Religious recordings prove to be just as rich a source of the unexpected as pop and private recordings, and range from Christian Aerobics to the Rev. Glen Armstrong's, "Even Squeaky Fromme Loves Christmas." Ads are also well represented, though the best example in this category isn't an ad per se, but a famous collection of outtakes from a recording session with an ever-accommodating Orson Welles. ("What is it you want ... in your [sic] depths of your ignorance?")
Do a quick bit of math and you'll see that I haven't even touched upon 10 percent of the collection thus far, but it's enough to say that the rest of the project is more of the same (and yet no two alike). And if you're not interested in taking a chronological path through the entire anthology, 365 Days aids more discriminating visitors by adding background notes to almost every file. Featuring comments from a wide variety of curators, and even the occasional memories of featured performers and/or their friends and families, these notes not only provide additional bits of trivia (such as a direct connection between the Beatles' "Paul Is Dead" phenomenon and the Western music group, Riders in the Sky), but also help visitors decide which tracks to avoid - because as they say on TV, 'Some material may be offensive to certain audience members.'
But even if you do find yourself deliberately avoiding some content, there will still be plenty of the weird, the wonderful, and the 'what were they thinking?' left to explore. It could be reasonably argued that none of this material should ever have been recorded in the first place - but it was, and given that it was, it would have been a shame to lose it.

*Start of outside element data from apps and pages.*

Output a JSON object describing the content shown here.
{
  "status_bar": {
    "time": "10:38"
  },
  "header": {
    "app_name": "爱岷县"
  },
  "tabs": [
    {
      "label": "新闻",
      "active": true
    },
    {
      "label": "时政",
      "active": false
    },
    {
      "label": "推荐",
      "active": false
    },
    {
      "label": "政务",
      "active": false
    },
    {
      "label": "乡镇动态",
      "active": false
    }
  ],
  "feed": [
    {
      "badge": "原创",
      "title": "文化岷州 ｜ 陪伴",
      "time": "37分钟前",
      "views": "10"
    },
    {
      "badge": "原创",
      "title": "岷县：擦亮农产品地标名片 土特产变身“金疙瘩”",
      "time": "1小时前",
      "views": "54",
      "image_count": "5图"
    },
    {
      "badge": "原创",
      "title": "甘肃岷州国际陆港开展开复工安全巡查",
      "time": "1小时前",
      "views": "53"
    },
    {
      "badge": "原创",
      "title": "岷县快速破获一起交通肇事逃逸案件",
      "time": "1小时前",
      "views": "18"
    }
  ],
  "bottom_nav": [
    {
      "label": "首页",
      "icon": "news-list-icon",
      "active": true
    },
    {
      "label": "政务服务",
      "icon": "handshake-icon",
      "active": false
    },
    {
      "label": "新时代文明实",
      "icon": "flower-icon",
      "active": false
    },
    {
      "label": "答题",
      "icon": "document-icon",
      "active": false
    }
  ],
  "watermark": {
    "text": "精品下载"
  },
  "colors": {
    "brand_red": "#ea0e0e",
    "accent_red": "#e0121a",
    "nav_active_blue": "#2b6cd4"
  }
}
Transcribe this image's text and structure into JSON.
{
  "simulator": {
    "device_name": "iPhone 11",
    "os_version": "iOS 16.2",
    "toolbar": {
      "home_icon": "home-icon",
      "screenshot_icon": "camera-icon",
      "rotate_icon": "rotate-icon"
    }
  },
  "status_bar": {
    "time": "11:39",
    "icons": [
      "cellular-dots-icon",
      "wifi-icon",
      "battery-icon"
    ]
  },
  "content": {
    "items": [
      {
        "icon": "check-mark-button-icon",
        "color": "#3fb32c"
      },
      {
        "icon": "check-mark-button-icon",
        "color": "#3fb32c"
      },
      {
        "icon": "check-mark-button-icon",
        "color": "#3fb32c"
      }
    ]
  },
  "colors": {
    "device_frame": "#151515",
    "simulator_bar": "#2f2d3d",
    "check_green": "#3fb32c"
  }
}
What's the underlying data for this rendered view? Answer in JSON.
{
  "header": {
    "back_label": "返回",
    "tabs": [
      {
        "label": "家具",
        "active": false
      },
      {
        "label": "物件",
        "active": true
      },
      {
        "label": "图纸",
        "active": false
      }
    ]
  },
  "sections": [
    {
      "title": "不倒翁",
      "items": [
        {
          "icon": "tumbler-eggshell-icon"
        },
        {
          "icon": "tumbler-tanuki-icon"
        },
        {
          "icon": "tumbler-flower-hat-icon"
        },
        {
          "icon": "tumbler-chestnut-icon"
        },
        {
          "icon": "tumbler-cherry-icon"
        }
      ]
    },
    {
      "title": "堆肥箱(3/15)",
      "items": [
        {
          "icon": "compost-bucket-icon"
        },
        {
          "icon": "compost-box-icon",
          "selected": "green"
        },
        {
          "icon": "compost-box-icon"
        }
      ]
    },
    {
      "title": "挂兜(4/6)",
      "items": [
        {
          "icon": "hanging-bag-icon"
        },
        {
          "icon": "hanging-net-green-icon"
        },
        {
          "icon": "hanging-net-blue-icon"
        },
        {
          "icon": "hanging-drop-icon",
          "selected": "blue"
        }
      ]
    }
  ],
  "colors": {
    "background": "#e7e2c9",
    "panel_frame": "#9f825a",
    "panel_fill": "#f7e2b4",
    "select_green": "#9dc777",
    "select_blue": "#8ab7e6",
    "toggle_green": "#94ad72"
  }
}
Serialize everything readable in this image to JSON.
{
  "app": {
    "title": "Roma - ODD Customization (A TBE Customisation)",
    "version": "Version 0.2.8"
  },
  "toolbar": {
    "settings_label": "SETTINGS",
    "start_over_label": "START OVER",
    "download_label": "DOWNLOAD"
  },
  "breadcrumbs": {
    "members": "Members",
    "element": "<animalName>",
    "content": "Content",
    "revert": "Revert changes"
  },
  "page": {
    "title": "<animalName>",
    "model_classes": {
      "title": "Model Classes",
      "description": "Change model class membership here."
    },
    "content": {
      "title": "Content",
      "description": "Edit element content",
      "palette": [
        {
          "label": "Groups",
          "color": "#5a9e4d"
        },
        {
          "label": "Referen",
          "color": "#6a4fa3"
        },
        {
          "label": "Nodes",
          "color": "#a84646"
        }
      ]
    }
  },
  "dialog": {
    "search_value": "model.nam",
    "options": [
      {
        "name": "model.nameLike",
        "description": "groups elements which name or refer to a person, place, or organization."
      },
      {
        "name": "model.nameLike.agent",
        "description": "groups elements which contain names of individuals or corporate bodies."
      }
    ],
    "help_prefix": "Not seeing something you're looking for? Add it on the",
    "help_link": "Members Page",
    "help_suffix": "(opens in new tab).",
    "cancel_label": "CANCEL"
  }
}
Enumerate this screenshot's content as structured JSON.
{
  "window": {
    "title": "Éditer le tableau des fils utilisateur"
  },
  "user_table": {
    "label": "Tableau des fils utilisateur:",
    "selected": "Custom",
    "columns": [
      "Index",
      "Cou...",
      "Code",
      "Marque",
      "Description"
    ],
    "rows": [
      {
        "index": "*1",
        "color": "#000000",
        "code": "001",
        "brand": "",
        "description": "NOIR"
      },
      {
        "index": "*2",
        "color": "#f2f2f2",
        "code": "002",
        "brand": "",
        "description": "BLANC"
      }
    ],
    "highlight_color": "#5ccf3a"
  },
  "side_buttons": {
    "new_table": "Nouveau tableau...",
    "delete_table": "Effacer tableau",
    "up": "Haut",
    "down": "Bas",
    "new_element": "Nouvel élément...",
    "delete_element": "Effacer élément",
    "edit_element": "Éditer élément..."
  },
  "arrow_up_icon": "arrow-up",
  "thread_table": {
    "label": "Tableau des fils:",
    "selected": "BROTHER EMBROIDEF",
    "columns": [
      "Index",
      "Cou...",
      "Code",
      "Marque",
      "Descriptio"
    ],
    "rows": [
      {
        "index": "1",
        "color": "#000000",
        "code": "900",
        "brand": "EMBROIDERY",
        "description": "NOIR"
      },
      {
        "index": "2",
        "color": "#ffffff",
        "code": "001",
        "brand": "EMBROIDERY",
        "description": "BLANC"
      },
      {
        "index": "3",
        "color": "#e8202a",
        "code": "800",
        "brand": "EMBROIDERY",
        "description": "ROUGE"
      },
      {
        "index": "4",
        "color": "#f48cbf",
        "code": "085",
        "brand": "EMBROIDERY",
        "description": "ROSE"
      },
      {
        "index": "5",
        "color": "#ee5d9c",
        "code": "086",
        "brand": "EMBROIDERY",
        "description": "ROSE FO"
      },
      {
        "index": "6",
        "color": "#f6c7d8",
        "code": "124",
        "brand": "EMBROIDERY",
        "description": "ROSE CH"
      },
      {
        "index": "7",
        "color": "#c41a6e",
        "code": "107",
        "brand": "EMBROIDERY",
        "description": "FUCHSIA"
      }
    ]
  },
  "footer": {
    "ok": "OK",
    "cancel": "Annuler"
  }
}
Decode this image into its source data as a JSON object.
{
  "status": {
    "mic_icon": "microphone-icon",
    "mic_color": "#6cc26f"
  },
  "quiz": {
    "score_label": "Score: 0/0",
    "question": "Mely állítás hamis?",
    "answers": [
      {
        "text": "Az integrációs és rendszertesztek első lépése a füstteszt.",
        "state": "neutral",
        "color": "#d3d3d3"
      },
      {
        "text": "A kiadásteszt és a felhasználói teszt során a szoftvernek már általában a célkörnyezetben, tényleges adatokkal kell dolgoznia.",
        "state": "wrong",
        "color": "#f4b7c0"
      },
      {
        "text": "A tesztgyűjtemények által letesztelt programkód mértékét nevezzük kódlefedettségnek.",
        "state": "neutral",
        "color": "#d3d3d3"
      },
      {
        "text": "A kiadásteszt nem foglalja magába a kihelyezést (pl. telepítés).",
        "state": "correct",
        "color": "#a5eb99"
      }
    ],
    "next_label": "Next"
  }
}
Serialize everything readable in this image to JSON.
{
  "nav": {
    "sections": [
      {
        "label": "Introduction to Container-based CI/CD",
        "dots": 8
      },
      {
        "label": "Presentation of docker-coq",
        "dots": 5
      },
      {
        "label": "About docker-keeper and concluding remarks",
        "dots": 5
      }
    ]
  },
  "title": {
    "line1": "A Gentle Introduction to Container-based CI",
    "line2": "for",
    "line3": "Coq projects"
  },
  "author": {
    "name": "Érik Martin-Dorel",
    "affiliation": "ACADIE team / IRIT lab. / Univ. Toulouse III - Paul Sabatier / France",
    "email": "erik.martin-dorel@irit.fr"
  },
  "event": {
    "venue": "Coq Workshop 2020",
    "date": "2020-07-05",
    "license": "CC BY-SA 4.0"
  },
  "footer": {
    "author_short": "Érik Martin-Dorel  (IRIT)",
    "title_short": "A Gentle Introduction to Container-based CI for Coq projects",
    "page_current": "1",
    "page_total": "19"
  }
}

The 365 Days Project can be found at http://www.ubu.com/outsiders/365/.